• There is also the result of mesangial proliferation and eventual glomerular destruction
• Aggressive control of both glucose levels and hypertension with ACEIs and Beta blockers slows the progression of nephropathy in DM

22

What's going on in diabetic neuropathy?

• 50% of diabetes patients present with complaints of neuopathy
• The etiology is complex
○ Neuronal attempts at survival, regeneration and maintenance of normal healthy function in a neurotoxic environment
• Neurotoxic environment
○ Hyperglycemia, hyperosmolarity, increased polyol flux, advanced glycosylation end products (AGEs), oxidant stress, hypoxia, neural antibodies and neurotrophin deficiency
• Diverse and complex clinical picture
○ Distal symmetric polyneuropathy
○ Mononeuritis multiplex
○ Autonomic neuropathy
○ Sensorimotor neuropathy
○ Mixtures of the above

23

Why foot trauma in diabetics?

• Both poor blood flow and neuropathy lead to lack of sensation in foot
• High incidence of mechanical trauma and infectious complications leading to amputation and hospitilization
• PREVENTABLE with better hygiene and footwear

24

What are the 4 categories of diabetic neuropathy?

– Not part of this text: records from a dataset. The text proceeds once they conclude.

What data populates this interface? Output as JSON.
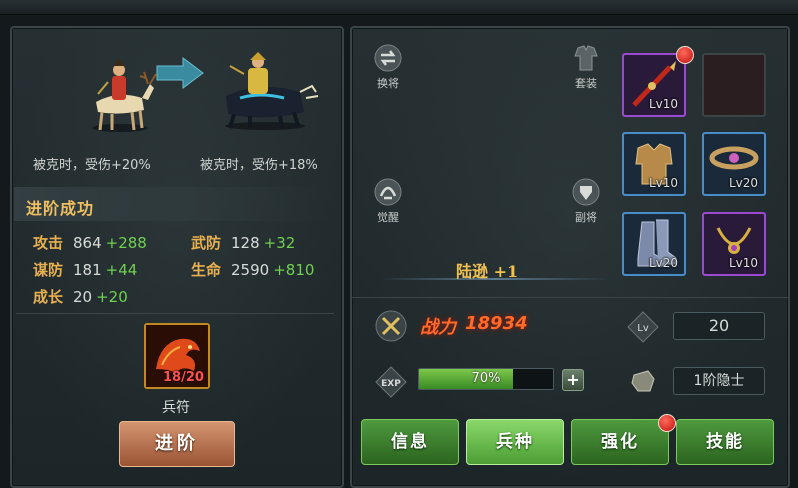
{
  "left": {
    "before_caption": "被克时，受伤+20%",
    "after_caption": "被克时，受伤+18%",
    "section_title": "进阶成功",
    "stats": {
      "attack": {
        "label": "攻击",
        "value": "864",
        "bonus": "+288"
      },
      "martial_def": {
        "label": "武防",
        "value": "128",
        "bonus": "+32"
      },
      "strategy_def": {
        "label": "谋防",
        "value": "181",
        "bonus": "+44"
      },
      "hp": {
        "label": "生命",
        "value": "2590",
        "bonus": "+810"
      },
      "growth": {
        "label": "成长",
        "value": "20",
        "bonus": "+20"
      }
    },
    "token": {
      "count": "18/20",
      "name": "兵符"
    },
    "advance_button": "进阶"
  },
  "right": {
    "side_buttons": {
      "swap": "换将",
      "set": "套装",
      "awaken": "觉醒",
      "deputy": "副将"
    },
    "hero_name": "陆逊 +1",
    "equipment": [
      {
        "level": "Lv10",
        "rarity": "purple",
        "icon": "red-spear-icon",
        "alert": true
      },
      {
        "level": "",
        "rarity": "empty",
        "icon": "empty-slot"
      },
      {
        "level": "Lv10",
        "rarity": "blue",
        "icon": "armor-icon"
      },
      {
        "level": "Lv20",
        "rarity": "blue",
        "icon": "belt-icon"
      },
      {
        "level": "Lv20",
        "rarity": "blue",
        "icon": "boots-icon"
      },
      {
        "level": "Lv10",
        "rarity": "purple",
        "icon": "necklace-icon"
      }
    ],
    "power_label": "战力",
    "power_value": "18934",
    "level_badge": "Lv",
    "level_value": "20",
    "exp_label": "EXP",
    "exp_percent": 70,
    "exp_text": "70%",
    "exp_plus": "+",
    "rank": "1阶隐士",
    "tabs": [
      {
        "label": "信息",
        "active": false,
        "alert": false
      },
      {
        "label": "兵种",
        "active": true,
        "alert": false
      },
      {
        "label": "强化",
        "active": false,
        "alert": true
      },
      {
        "label": "技能",
        "active": false,
        "alert": false
      }
    ]
  },
  "colors": {
    "gold_label": "#f0c060",
    "bonus_green": "#70d050",
    "power_orange": "#ff6a2a",
    "tab_green": "#4e9a3e"
  }
}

• Distal symmetric polyneuropathy
○ Stocking glove distribution, can be painless or painful
○ Superficial pain or paresthesias involve the c-fibers
○ Deep seeded gnawing pain involves the delta fibers
• Autonomic neuropathy (worry when you see this b/c of high risk of cardiovascular death)
○ Gastorparesis
○ Sexual dysfunction
○ Orthostatic hypotension/inappropriate heart rate response
○ Hypoglycemic unawareness
• Mononeuritis multiplex
○ Vascular occlusion to single nerve distribution
○ Can recover in time
• Diabetic amyotrophy
○ Profound neuromuscular wasting syndrome